Whether you enjoy history, natural beauty, tropical weather or chocolate (or all of these!) you’ll find Baracoa enchanting. Hundreds of years ago, Baracoa, at Cuba’s easternmost tip, was the country’s capital. (It’s still sometimes called by its nickname, Ciudad Primada: “First City.” It’s believed that explorer Christopher Columbus landed in Baracoa on his first voyage to Cuba.) But, for about 400 years after that, it remained in Havana’s shadow, known mostly for being unknown.
Two prominent figures in Cuban history—Fidel Castro and Che (nee Ernesto) Guevara—changed that. In the early 1960s, shortly after Castro came into power, Guevara, his minister of industry, brought chocolate making to the remote region as a way of helping to stimulate its economy.
Few places could be more ideal for chocolate processing. Baracoa’s sultry climate, remote location and relaxed pace make for a chocolate production paradise.
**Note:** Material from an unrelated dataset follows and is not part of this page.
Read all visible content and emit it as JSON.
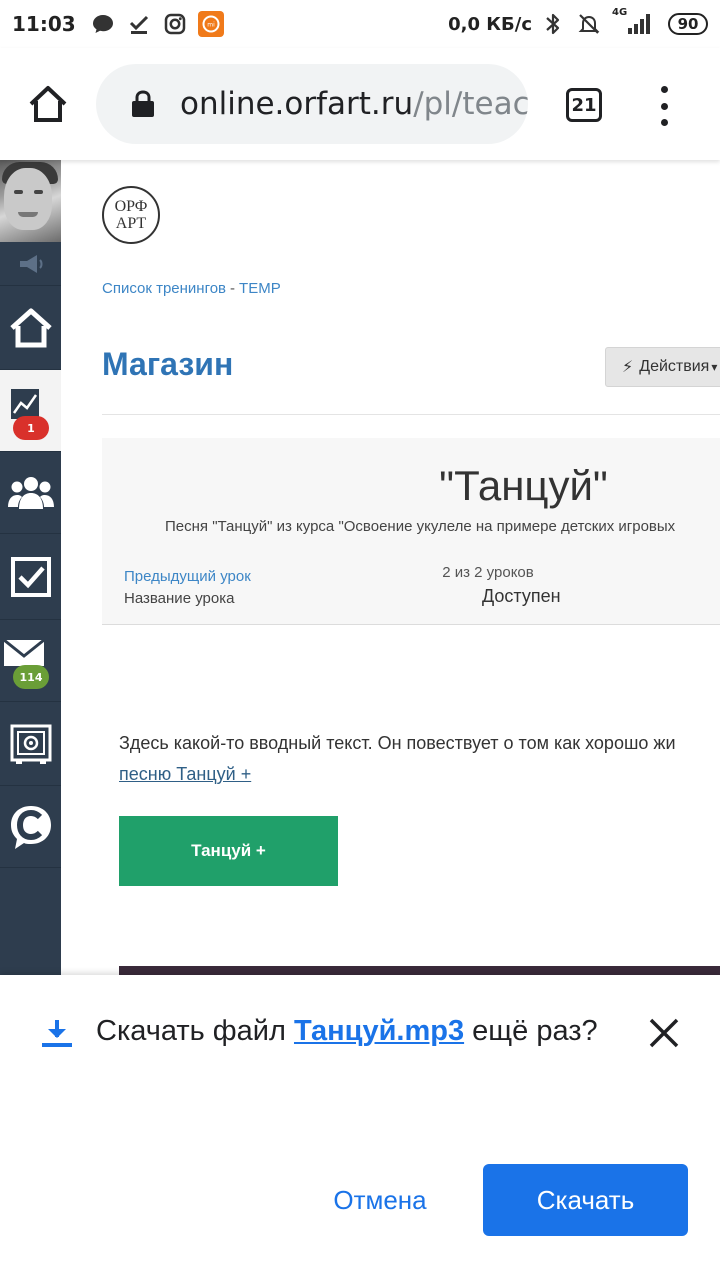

Ironically, however, for many Baracoans, the price of chocolate is too high to make it more than a very occasional luxury.
“People are generally poor,” in this part of the country, say insightCuba tour leader Jeff Phillippe. However, he adds, they “are among the happiest and friendliest I have ever met. School children smile endlessly.”
Baracoa is not a one-industry city. Not only does it boast a chocolate works; one local factory (the only one of its kind in Cuba and, likely, the world) makes an even sweeter treat: cucuruchu, a local, and visitor, favorite. Cucurucho—palm leaves filled with sugar- or honey-sweetened coconut and other tropical ingredients—are found in abundance in Baracoa.
If chocolate and cucuruchu weren’t enough of a lure, Baracoa’s extraordinary climate draws in-the-know visitors from all over the world. Its rain forest, waterfalls, UNESCO Biosphere reserve, blue waters, fine sand and gentle climate draw travelers eager to find relaxation amid the region’s tranquil beauty. There are also thrills to be had: The El Yunque plateau looks down on the town from a majestic 3,543 feet. Many visitors have reported heady (and relatively short) climbs to its summit and back, with the reward of dazzling views.
Countless species of trees, plants and animals flourish here, nourished by a network of clear rivers. Despite its charms, however, it is not overrun with tourists, thanks, in part, to its distance from Havana.
“There are few places in the world like Baracoa,” Phillippe says. “It has history, colonial architecture, live music, unique food, rivers, mountains, and beaches. Doors are always open, kids play in the streets, everyone knows one another.”
In Baracoa, you can see how chocolate is made, take in the azure waters of the coast and the charming, distinctly Cuban houses, streets and cars, or stop in at Casa del Chocolate for a cup of warm, delicious cocoa.
Baracoa will linger in your memory like the aroma of chocolate wafting through its warm and colorful streets—and, like a craving, it will call you back.
Visit Baracoa, as well as other remote destinations on the island, on our Undiscovered Cuba tour.
Written by Chelsea Lowe.